The U.S. just emerged from the longest government shutdown in its history, and was on the brink of another shutdown that could start again in a week. Much has been written about the human costs of the shutdown, which include the halting of critical government services like food safety inspections.
While the temporary loss of these functions was bad for all of us, the harm of the shutdown was most acutely felt by the roughly 800,000 federal workers who were forced to go for weeks without a paycheck. Many of these workers were already socioeconomically vulnerable—the average federal worker’s salary is 32 percent lower than that of private sector workers.

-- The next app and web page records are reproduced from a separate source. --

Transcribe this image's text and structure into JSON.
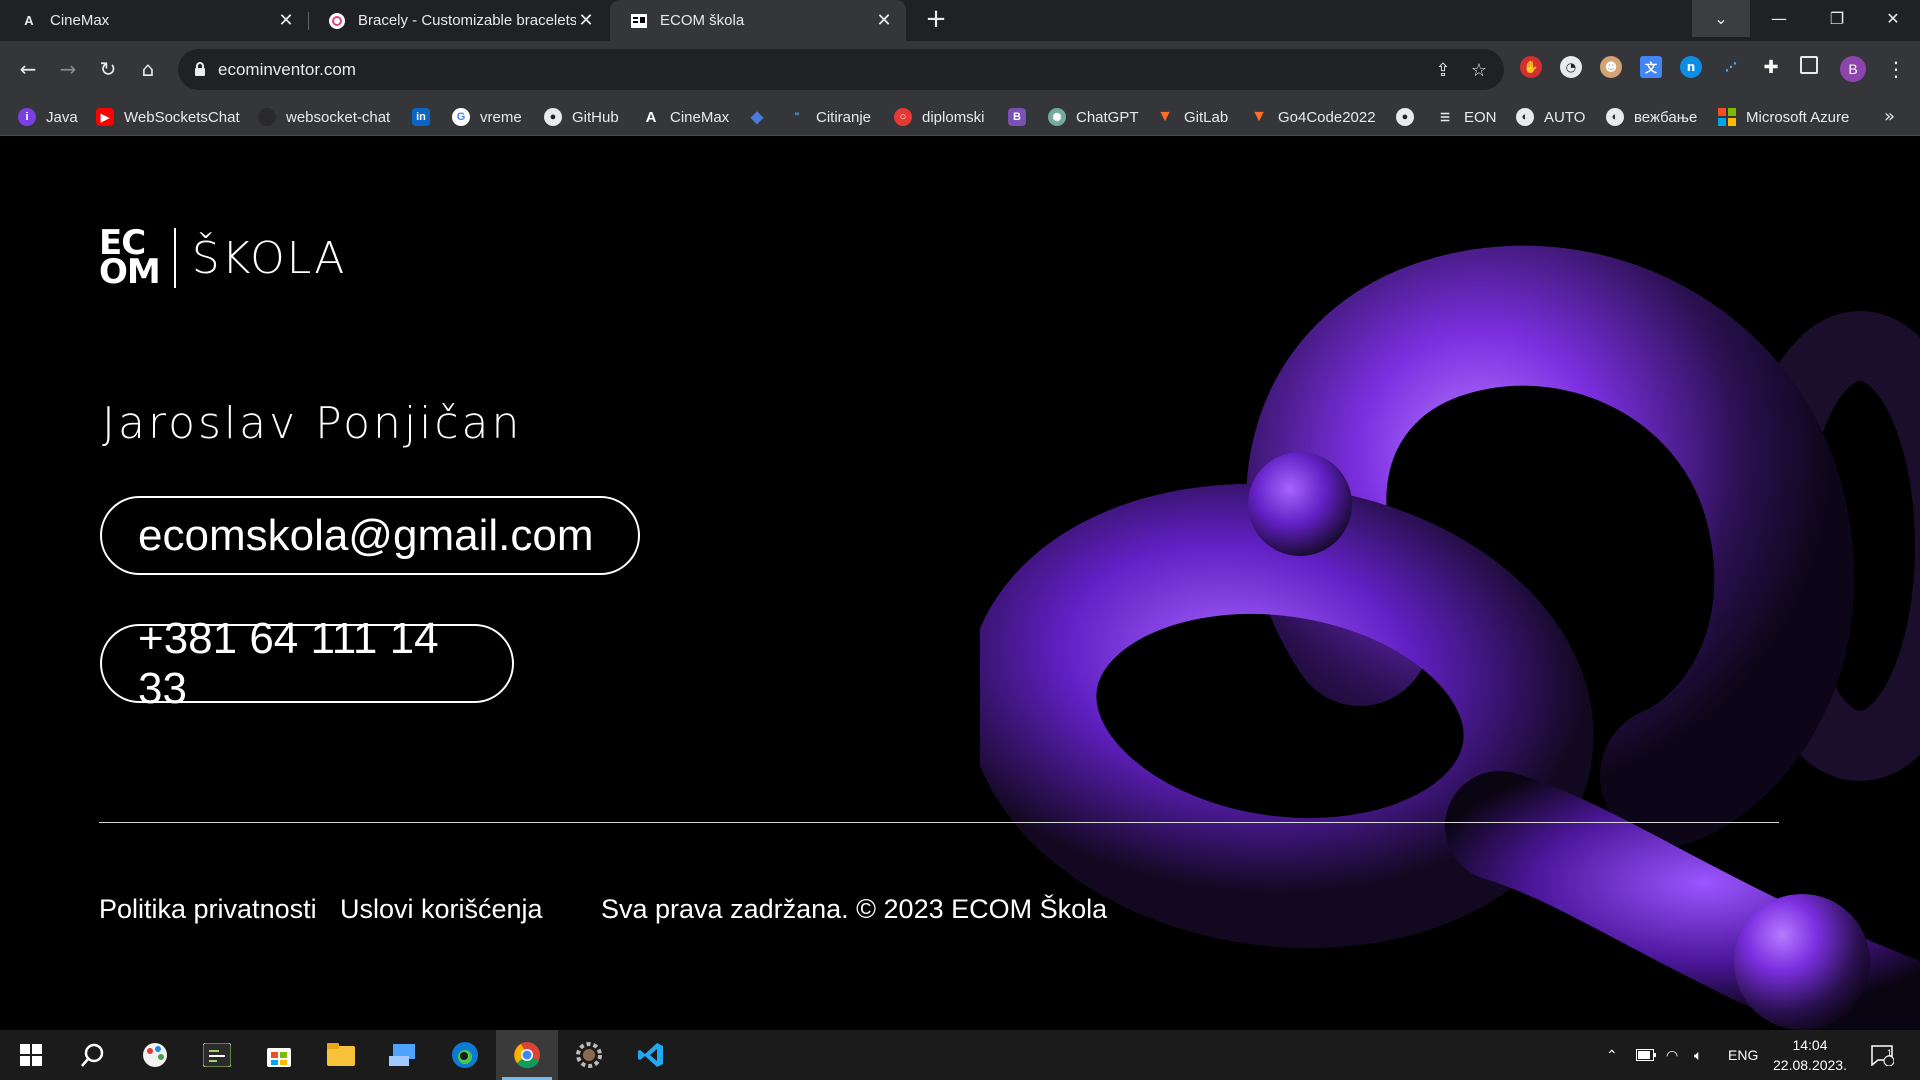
{
  "browser": {
    "tabs": [
      {
        "title": "CineMax",
        "icon": "cinemax-icon"
      },
      {
        "title": "Bracely - Customizable bracelets",
        "icon": "bracely-icon"
      },
      {
        "title": "ECOM škola",
        "icon": "ecom-icon"
      }
    ],
    "new_tab": "+",
    "url": "ecominventor.com",
    "bookmarks": [
      {
        "label": "Java",
        "color": "#7b3fe4"
      },
      {
        "label": "WebSocketsChat",
        "color": "#ff0000"
      },
      {
        "label": "websocket-chat",
        "color": "#24292e"
      },
      {
        "label": "",
        "color": "#0a66c2"
      },
      {
        "label": "vreme",
        "color": "#ffffff"
      },
      {
        "label": "GitHub",
        "color": "#24292e"
      },
      {
        "label": "CineMax",
        "color": "#35363a"
      },
      {
        "label": "",
        "color": "#4a7bd8"
      },
      {
        "label": "Citiranje",
        "color": "#35363a"
      },
      {
        "label": "diplomski",
        "color": "#e53935"
      },
      {
        "label": "",
        "color": "#7952b3"
      },
      {
        "label": "ChatGPT",
        "color": "#74aa9c"
      },
      {
        "label": "GitLab",
        "color": "#fc6d26"
      },
      {
        "label": "Go4Code2022",
        "color": "#fc6d26"
      },
      {
        "label": "",
        "color": "#24292e"
      },
      {
        "label": "EON",
        "color": "#35363a"
      },
      {
        "label": "AUTO",
        "color": "#35363a"
      },
      {
        "label": "вежбање",
        "color": "#35363a"
      },
      {
        "label": "Microsoft Azure",
        "color": "#f25022"
      }
    ],
    "bookmarks_more": "»",
    "avatar_letter": "B"
  },
  "page": {
    "logo_mark_top": "EC",
    "logo_mark_bottom": "OM",
    "logo_word": "ŠKOLA",
    "name": "Jaroslav Ponjičan",
    "email": "ecomskola@gmail.com",
    "phone": "+381 64 111 14 33",
    "footer": {
      "privacy": "Politika privatnosti",
      "terms": "Uslovi korišćenja",
      "copyright": "Sva prava zadržana. © 2023 ECOM Škola"
    },
    "accent": "#8a3cf2"
  },
  "taskbar": {
    "language": "ENG",
    "time": "14:04",
    "date": "22.08.2023.",
    "notifications": "1"
  }
}
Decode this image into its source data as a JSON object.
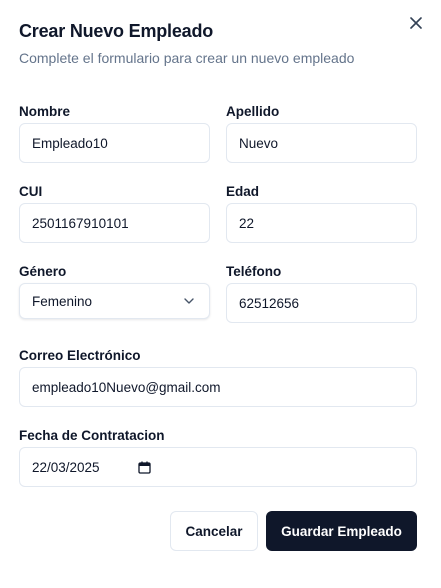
{
  "dialog": {
    "title": "Crear Nuevo Empleado",
    "subtitle": "Complete el formulario para crear un nuevo empleado",
    "close_icon": "close-icon"
  },
  "form": {
    "nombre": {
      "label": "Nombre",
      "value": "Empleado10"
    },
    "apellido": {
      "label": "Apellido",
      "value": "Nuevo"
    },
    "cui": {
      "label": "CUI",
      "value": "2501167910101"
    },
    "edad": {
      "label": "Edad",
      "value": "22"
    },
    "genero": {
      "label": "Género",
      "value": "Femenino",
      "icon": "chevron-down-icon"
    },
    "telefono": {
      "label": "Teléfono",
      "value": "62512656"
    },
    "correo": {
      "label": "Correo Electrónico",
      "value": "empleado10Nuevo@gmail.com"
    },
    "fecha": {
      "label": "Fecha de Contratacion",
      "value": "22/03/2025",
      "icon": "calendar-icon"
    }
  },
  "actions": {
    "cancel_label": "Cancelar",
    "save_label": "Guardar Empleado"
  },
  "colors": {
    "primary": "#0f172a",
    "muted_text": "#64748b",
    "border": "#e2e8f0"
  }
}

Additionally, close to one in five federal workers are black, a population with significant economic challenges of its own. Centrally, black Americans are more than twice as likely as their white peers to have a net worth of zero or negative zero. And they have far less wealth, accumulating just seven percent of the wealth enjoyed by white Americans.
The shutdown exposed the glaring wealth inequities in the country. Commerce Secretary Wilbur Ross expressed incredulity that a brief loss of income could affect people as much as it did. The confusion of Secretary Ross, who is worth an estimated $700 million, was likely grounded in wealth. When one does not depend on a regular income for the resources one needs for daily living, it is easy to forget that if one has no wealth, no assets to fall back on, even a brief loss of income can create significant challenges.
Read the full piece at Fortune.